Before January’s end, so long as you are a New York City resident, you’ll be able to add a multi-tasking new card to your wallet. It works as a municipal identification card, a free membership card to more than 30 of the city’s most prominent museums and cultural centers, and a cross-borough library card.
The magic card in question is the new IDNYC. Mayor de Blasio’s office got the go ahead on the initiative from City Council in December, and New Yorkers will be able to apply for a card next week at more than 20 locations around the city.
Why sign up if you already have a driver’s license or passport? Well, it’s a great deal for culture vultures, even if you have no need for additional identification. As long as you apply before Dec. 31, 2015 the IDNYC will get you the equivalent of a basic membership to 33 cultural institutions for a year–for free. These include heavy hitters like BAM, MoMA P.S. 1, and Lincoln Center, and lesser-known gems like El Museo del Barrio and the Snug Harbor Cultural Center (Staten Island’s botanical garden, which has an on-site farm). The Bronx Zoo, The Brooklyn Botanic Garden, The Public Theater, and the American Museum of Natural History are all also on the list. The value of basic memberships to just the above nine institutions totals almost $600 dollars.
The MoMA membership, for example, allows for unlimited free admission, line-cutting, and $5 dollar guest tickets. So basically, stand in line once for your IDNYC card and go to MoMA for free for a year. The American History Museum membership, for example, allows for unlimited free admission, member-only tours, and four complimentary seasonal IMAX films. BAM’s membership gives you an advance purchase option to all films and performances. The Public Theater membership waves the $3-5 dollar processing fees that normally accompany online purchases. Some of the memberships come with asterisks about certain shows or exhibitions, but the bottom line is that if you frequent the city’s core artistic and cultural centers you stand to save a lot of money, and the card is the perfect motivator to check out places you may not have been, like the Museum of the Moving Image. A complete list of participating institutions can be found on the NYC website.
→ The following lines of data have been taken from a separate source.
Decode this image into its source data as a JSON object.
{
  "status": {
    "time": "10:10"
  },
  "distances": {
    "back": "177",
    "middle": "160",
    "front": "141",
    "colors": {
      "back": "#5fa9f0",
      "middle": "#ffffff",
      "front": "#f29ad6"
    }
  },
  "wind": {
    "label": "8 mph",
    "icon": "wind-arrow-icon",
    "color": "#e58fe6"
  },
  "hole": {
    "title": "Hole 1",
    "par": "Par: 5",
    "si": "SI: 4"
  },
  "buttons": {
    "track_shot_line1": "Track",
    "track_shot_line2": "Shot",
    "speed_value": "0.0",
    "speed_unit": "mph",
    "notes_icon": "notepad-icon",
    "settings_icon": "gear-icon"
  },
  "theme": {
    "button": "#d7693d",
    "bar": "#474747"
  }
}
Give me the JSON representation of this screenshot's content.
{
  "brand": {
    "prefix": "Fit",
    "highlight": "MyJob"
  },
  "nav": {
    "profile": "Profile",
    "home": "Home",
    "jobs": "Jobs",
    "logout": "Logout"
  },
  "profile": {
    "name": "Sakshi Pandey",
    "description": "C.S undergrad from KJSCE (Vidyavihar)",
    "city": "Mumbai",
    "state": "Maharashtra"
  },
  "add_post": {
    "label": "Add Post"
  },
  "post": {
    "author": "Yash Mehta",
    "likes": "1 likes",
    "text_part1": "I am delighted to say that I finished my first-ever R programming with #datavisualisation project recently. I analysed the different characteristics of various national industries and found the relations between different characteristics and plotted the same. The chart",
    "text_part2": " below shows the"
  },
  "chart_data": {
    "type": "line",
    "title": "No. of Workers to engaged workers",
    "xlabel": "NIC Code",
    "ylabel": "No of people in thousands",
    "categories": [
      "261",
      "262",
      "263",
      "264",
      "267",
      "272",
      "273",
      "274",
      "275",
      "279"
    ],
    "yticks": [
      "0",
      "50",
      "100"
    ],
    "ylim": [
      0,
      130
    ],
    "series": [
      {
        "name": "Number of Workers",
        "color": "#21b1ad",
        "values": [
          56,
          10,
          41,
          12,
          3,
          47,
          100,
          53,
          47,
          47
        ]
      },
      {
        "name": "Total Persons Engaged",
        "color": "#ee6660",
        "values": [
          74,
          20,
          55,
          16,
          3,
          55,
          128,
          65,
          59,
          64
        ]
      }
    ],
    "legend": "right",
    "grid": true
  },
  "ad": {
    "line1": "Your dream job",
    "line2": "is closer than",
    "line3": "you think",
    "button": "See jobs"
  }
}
Borough-crossing bookworms are also poised to benefit from IDNYC. As long as you have an account in each borough’s system, you can check out books at any New York City branch using your IDNYC. If you already have a library account, be sure to link up your IDNYC with the account before tossing out your library card. Of the city’s permanent enrollment centers, five will be located at major library branches, and city librarians hope to see new members sign up as a result.
Anyone 14 years old and up is eligible for an IDNYC and that includes undocumented immigrants—while the cultural offerings are a great perk, the a main goal of the program is to help New Yorkers who currently lack government ID, like the elderly, the homeless and undocumented workers, participate in aspects of the city that require identification. “The municipal ID is a powerful tool to bring more New Yorkers out of the shadows and into the mainstream,” said Mayor de Blasio in a press release. “It is now also a key that opens the door for hundreds of thousands of more New Yorkers to our city’s premiere assets in culture, science, and entertainment.”
It’s also worth noting that though the card is intended to address a need for identification in vulnerable populations, New Yorkers get drivers licenses at much lower rates (around 30% of eligible adults have a license in New York City, compared with 87% nationwide), and carrying a passport on a daily basis is not particularly convenient or safe. The IDNYC, unlike a passport card, is free.
The card will provide access to any public city building (like schools, for example), and also be accepted as a valid ID by the police. This means, according to the Mayor’s office, that ID-less rule-breakers will simply get a summons whereas before they might have been brought into the station. (The general line of thinking is that if everyone–legally here or not–has a face and name, we’ll have a safer city). It could also be seen as a slight hedge against identity theft–carry it instead of a license if you’re not a regular driver, and if your wallet is lost or stolen whomever ends up with your IDNYC won’t really be able to do much with it, other than check out library books and go to the Bronx Zoo for free.
That’s because outside of local perks, the IDNYC can’t do much. It won’t get you on a plane, nor can you use it to buy alcohol or cigarettes. It cannot be used as a proof of identity for obtaining a driver’s license. The card also won’t help its holder apply for public assistance benefits.
Other cities, like San Francisco, have implemented similar ID systems, but enrollment hovered around 1%. No city, however, launched with an array of benefits like the one that comes with IDNYC. Nor can any other city claim as few adults with driver’s licenses–only about a quarter of New Yorkers possess one. The Mayor’s office released no target enrollment numbers, but is clearly throwing all its weight behind the initiative.
According to the city, getting the card will be easy. All you have to do is visit an enrollment center and prove identity and residency. More than 65 different kinds of documents will do the trick. A driver’s license, social security card, or passport all prove identity; any bill with your address proves residency. NYC.gov says the process should take 20 minutes. Two weeks later your card will arrive in the mail.
It’s 2015–time to finally visit the New York Hall of Science in Queens. You know you’ve always wanted to, and now you can do it for free.